? Aug 1925 Soviet Union suppresses All-Tungus Congress of the Okhotsk Coast▲
Soviet Union suppresses All-Tungus Congress of the Okhotsk Coast
14 Aug 1925 Svalbard Treaty effective▲
After late ratification by Japan, the Spitsbergen Treaty came into force, giving Norway sovereignty over the Spitsbergen/Svalbard archipelago. The stipulations of the treaty meant that while Svalbard was part of Norway and under Norwegian administration, Norway could only collect enough taxes on Svalbard to support Svalbard and its government, Norway had to preserve the Svalbard environment, Norway could not discriminate against any nationals residing in Svalbard, and Norway could not permit naval bases or fortifications on Svalbard.

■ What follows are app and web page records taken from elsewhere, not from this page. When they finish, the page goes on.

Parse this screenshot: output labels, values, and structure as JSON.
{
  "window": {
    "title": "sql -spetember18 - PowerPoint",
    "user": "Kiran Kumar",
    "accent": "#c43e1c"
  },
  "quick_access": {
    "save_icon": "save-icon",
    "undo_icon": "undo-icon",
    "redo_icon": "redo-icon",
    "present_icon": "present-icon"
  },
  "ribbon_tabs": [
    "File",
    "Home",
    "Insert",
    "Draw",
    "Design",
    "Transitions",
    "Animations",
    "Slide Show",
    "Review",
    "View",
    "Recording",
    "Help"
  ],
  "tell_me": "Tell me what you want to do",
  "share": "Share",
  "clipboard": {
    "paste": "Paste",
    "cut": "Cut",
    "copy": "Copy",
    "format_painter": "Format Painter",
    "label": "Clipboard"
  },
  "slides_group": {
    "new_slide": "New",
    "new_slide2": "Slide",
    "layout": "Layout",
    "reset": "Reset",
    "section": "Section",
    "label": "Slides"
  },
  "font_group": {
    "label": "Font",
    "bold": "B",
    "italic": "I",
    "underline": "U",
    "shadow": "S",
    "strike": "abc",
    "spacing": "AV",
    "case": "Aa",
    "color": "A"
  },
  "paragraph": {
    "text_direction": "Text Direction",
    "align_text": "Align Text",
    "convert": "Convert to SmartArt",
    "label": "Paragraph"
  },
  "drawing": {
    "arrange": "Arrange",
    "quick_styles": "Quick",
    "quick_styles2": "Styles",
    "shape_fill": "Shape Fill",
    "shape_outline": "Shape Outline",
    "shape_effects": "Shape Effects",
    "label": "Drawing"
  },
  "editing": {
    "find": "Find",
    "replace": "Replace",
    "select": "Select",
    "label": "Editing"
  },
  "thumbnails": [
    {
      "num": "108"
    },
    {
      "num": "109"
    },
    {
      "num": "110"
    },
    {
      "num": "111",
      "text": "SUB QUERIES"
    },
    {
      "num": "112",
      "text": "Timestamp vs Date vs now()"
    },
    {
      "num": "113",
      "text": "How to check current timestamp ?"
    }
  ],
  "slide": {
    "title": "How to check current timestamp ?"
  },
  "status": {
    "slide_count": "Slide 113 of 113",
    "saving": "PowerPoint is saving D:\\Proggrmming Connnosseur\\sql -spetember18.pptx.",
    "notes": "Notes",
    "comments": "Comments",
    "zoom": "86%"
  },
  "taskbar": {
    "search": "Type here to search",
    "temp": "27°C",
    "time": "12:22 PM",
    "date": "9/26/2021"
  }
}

15 Apr 1926 Franz Josef Land claim▲
The Soviet Union declared its annexation of Franz Josef Land as part of its claim on all land between the Soviet mainland and the North Pole.
9 May 1926 Byrd’s North Pole flight▲
The American aviator Richard E. Byrd, and US Navy pilot Floyd Bennett, flew to and from Spitsbergen over the North Pole region in a Fokker F.VIIa/3m Tri-motor monoplane named Josephine Ford. The flight lasted fifteen hours and fifty-seven minutes, including 13 minutes of circling the Pole, and Byrd’s claim to have reached the North Pole itself made him a hero when he returned to the US.
11–14 May 1926 Norge trans-polar flight▲
The Italian-built airship Norge, carrying the Norwegian explorer Roald Amundsen, Italian aviator Umberto Nobile, American explorer Lincoln Ellsworth, and 13 other men, departed from King’s Bay at Ny-Ålesund, Svalbard, on 11 May 1926 (incidentally meeting Byrd as he prepared for his flight to the North Pole). On 12 May they reached the Pole—where they dropped Norwegian, Italian, and American flags—before traveling on to the village of Teller, Alaska, thus completing the first trans-polar crossing (and possibly the first verified trip to the North Pole).